Today and tomorrow are holidays in Sweden. People are gathered at this moment, watching bonfires and in some cases fireworks.
The MUSCAT project is going quite well I must say, of course there are a lot of things that need to be taken care of and that is why we like the to-do list on Basecamp so much, there we can see what we have left to do and before what time. Basecamp even reminds me when I should blog. I could make an essay about antennas or project management and post it here but I’m afraid that it would be tldr for you. But if you are interested to see it posted I can post it the next time I’m supposed to blog.
Anyways, I found some pictures from PDR training week. Hope you like them.
Have a great evening!
The drop test results are being analyzed and we will publish a thorough report on the test once all the results are in. In the meantime, let me paint you a picture of the next few weeks in the MUSCAT project.
As it turns out, some of our FFU systems did not perform at full capacity during the drop test. This is both due to design/manufacturing errors and due to time shortage before the test. We are currently working on getting all FFU systems to full operational capacity, as we want to have fully functional prototypes before CDR.
Alongside this work, we are also turning our attention to the RMU design. In the following three weeks we will finalize our RMU in time for the next SED hand-in. The new SED is being updated and is to be handed in late-May. The bulk of this works involves test reports from our FFU development. We will then move on to CDR preparations, which is scheduled for July 3rd-5th.
Keep your eyes open for a detailed post on the drop test results next week!
It was a really hard day, a lot of tension many thing that did not work as they were supposed and many other things that Murphy’s laws involved in every drop test preparation. However these malfunctioning components that were found were nothing else but a source of learning outcomes about how some procedures should not be done and how others should be done. But not everything went wrong there were plenty of systems that worked properly and provided useful data.
Anyway it was a great experience for the MUSCAT team and now we have much more information about what should be improved and how. So now it is time to implement the improvements that we think that can be done.
From the part of the mechanical time we are thinking about the design of the probes. Firstly about how to make the ribs more durable by co-curing the ribs when we are manufacturing then or adding then lately in the process by curing with the same epoxy. Secondly we are trying to figure out why our hemispheres do not keep the shape and hot discussions have been held about this topic but not clear solution has come to this problem so far. Therefore we are trying to design the lay up in a way that force the hemisphere to keep it shape by co-curing a inner ring to the hemisphere. As you can see co-curing is an option that is coming to us so here you are an illustration of what is it. It is basically to cure two components made composite by curing then together so they get a perfect fit.
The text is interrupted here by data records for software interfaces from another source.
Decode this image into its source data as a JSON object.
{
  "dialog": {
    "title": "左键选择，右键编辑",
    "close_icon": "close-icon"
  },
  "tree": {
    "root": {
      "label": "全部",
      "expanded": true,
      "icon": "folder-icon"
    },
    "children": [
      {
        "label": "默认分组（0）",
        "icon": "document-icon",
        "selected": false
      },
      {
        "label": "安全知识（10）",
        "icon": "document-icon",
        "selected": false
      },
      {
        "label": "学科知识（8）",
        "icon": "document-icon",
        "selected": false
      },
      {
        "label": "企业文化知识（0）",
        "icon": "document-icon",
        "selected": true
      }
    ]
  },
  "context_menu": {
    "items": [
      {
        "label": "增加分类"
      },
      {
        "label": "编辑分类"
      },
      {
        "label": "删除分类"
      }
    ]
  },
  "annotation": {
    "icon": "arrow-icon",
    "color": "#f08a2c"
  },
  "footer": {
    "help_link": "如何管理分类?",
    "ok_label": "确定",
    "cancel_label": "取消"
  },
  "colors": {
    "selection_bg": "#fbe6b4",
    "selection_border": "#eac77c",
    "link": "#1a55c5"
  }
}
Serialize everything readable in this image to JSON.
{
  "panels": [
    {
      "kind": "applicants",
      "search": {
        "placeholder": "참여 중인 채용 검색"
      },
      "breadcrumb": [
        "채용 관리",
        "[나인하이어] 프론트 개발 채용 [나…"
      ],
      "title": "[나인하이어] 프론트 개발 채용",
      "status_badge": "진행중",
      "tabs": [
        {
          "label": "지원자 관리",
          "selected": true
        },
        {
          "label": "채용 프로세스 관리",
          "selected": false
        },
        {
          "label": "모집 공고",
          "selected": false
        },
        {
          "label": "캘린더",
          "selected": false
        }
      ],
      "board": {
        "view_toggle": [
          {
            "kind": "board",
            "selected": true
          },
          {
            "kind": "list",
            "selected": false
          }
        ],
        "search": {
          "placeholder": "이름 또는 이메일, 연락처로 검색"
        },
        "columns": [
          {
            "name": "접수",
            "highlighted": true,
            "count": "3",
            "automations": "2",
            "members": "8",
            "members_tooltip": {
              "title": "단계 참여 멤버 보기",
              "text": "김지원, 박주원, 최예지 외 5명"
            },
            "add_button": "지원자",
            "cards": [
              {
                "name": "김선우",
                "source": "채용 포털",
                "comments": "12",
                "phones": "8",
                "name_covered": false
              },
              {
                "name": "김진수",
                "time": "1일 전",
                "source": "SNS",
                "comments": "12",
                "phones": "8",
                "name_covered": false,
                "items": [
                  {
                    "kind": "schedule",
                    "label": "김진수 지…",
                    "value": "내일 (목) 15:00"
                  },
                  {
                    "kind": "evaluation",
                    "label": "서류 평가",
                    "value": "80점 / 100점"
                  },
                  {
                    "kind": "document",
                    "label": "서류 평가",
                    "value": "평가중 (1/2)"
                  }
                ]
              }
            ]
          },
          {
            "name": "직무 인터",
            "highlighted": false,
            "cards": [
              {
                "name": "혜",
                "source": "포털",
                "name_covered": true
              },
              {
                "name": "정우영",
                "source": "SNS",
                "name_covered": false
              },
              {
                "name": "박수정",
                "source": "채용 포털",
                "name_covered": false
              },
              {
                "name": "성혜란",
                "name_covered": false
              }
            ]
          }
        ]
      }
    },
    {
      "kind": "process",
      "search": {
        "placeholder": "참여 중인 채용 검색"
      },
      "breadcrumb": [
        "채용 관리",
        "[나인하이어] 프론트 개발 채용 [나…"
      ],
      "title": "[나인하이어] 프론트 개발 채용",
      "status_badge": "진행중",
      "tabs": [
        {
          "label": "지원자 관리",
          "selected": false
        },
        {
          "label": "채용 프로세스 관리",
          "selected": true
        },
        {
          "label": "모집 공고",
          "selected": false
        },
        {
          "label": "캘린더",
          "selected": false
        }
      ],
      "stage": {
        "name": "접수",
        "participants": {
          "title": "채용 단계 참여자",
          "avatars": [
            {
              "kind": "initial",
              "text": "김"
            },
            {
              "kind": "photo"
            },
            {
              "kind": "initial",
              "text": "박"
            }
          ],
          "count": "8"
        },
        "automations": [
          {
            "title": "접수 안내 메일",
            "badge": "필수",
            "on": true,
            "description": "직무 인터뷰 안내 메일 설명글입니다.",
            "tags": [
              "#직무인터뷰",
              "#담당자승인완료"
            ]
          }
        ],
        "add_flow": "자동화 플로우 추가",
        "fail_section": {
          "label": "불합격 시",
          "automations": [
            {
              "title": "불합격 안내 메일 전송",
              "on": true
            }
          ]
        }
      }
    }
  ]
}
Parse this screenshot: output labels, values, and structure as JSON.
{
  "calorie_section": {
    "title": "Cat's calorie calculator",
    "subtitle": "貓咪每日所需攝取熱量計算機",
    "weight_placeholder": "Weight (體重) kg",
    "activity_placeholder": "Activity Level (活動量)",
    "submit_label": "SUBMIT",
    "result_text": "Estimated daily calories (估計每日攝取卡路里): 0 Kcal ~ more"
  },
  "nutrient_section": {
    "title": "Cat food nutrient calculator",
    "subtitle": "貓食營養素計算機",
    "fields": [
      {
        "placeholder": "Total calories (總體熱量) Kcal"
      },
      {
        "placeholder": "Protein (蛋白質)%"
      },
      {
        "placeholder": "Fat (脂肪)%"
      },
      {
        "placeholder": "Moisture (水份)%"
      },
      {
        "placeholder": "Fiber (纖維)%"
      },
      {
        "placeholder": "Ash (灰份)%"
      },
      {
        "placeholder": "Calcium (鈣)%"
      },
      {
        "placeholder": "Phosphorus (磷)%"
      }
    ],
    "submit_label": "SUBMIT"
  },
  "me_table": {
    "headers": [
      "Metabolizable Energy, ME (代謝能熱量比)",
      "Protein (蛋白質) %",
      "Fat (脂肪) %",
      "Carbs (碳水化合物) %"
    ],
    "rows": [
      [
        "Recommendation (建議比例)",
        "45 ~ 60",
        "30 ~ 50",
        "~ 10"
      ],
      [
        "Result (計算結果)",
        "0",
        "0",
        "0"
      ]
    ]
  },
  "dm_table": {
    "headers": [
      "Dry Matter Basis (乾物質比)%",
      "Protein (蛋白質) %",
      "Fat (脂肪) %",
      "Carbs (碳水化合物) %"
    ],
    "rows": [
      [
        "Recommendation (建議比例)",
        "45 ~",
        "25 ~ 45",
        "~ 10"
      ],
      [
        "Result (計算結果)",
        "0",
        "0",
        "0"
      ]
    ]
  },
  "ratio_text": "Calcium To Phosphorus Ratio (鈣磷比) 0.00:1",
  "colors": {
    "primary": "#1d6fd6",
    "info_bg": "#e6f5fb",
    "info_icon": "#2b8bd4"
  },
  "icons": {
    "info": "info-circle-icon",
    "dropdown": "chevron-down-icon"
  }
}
After a looooong day of drop test we finally stumble into bed. As you know we intended to do several drops of our FFUs to test almost all the electrical and mechanical parts in a live environment. Well today we dropped things, exploded things, short circuited things, glued, coded, compiled, debugged, crashed, burned, smashed and flashed! But we also fixed a lot! Learned a lot. Tested a lot. And most of all had a whole lot of fun!
More details will arrive as we let it all sink in and debrief what really happened on this action packed day at the Arboga airfield. Here is a teaser:
Hej! As you might have noticed tomorrow we are going to perform the Drop tests using an inflatable balloon that will help us to drop for the FFU (Free Falling Unit) from approximatively 500 meters.
The two prototypes of FFU are almost ready. Let me introduce you the last components manufactured: the Battery Cage and the Thermal Cutter.
The Battery Cage as you can imagine is a simple cage that will keep the battery attached to to Bottom PCB.
The Thermal Cutter is a small device that will cut a small wire that will deploy the parachute.
Here you can see the Thermal Cutter in action, this was the very first test performed.
Here you can see other pictures of the components and how we manufactured them.
On thursday we will have a droptest and we have a lot of things to work on until then.
The FFUs (free falling units) will be dropped from a balloon from 500m altitude and the data acqusition system, parachute deployment, localisation system and mechanical system will be tested.
Yesterday we got the sattelite modem working and also a zero g detector that we will use in the droptest. When the FFUs are released from a remote controlled mechanism under
the balloon they will fall down and accelerometers detect zero g. This will trigger the parachute deployment and start the localisation and data acquisition system.
Here is a video of the zero G detector that lit a blue LED:
The excitement for the drop test is increasing day by day. We have achieved many things in the past few days and almost everything is ready. No time to write more.